Eliminate the waste: Staff need to know exactly where to go and what to do. They need to be provided with the information they need to do their best on each site. This includes:
  • Route maps, to show where they are going and the order they should hit the sites
  • Site maps, to show exactly which areas on the site they are responsible for
  • Contact information, so they're not calling you wondering if the salt vendor is open
  • Checklists, what gets done at the beginning of the shift (inspect all fluids, check plows and mounts), what gets done at the end of the shift (empty and clean salter, fuel truck, submit all paperwork)
  • Dashboard GPS for trucks, a small investment that will pay for itself over and over again. Your drivers can focus on driving safely while the navigation system gets them exactly where they need to go with no stopping, no map shuffling, no stress.
Sometimes, we get so focused on just getting the work done, for the least cost, that we focus too much on the little costs.

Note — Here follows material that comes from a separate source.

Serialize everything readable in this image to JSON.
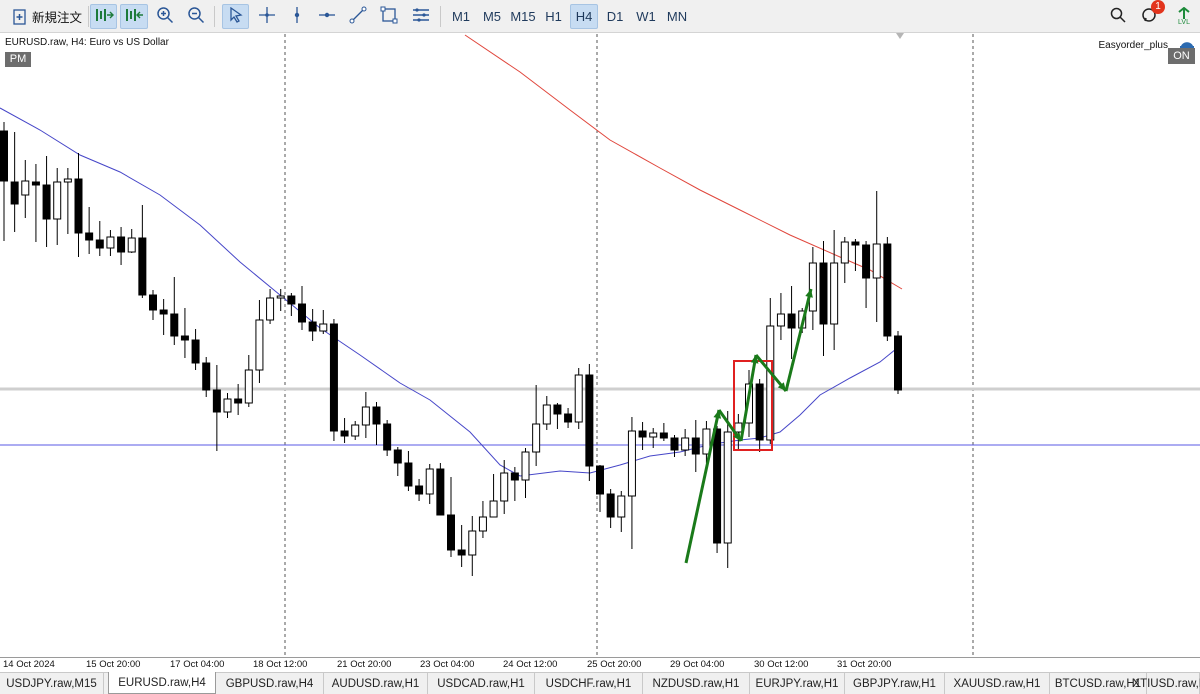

We can save money here and there, but too often we lose sight of the costs to our operations as a whole. "I can't afford to pay the guys for a full-day snow prep meeting," "We're not big enough for GPS," "I don't have the time to put together checklists." These reasons seem sound when we're in the moment, trying to save every dollar, but the costs of the problems without these systems are exactly what keep us working too long, too hard, and for too little money.

With a long-term focus on reducing the costs of waste, looking not just at the costs of improvements, but the costs of not improving, I know you will find running your snow and ice business more simple, more rewarding, and ultimately, more profitable.
Mark Bradley is president of The Beach Gardener and the Landscape Management Network (LMN), based in Ontario.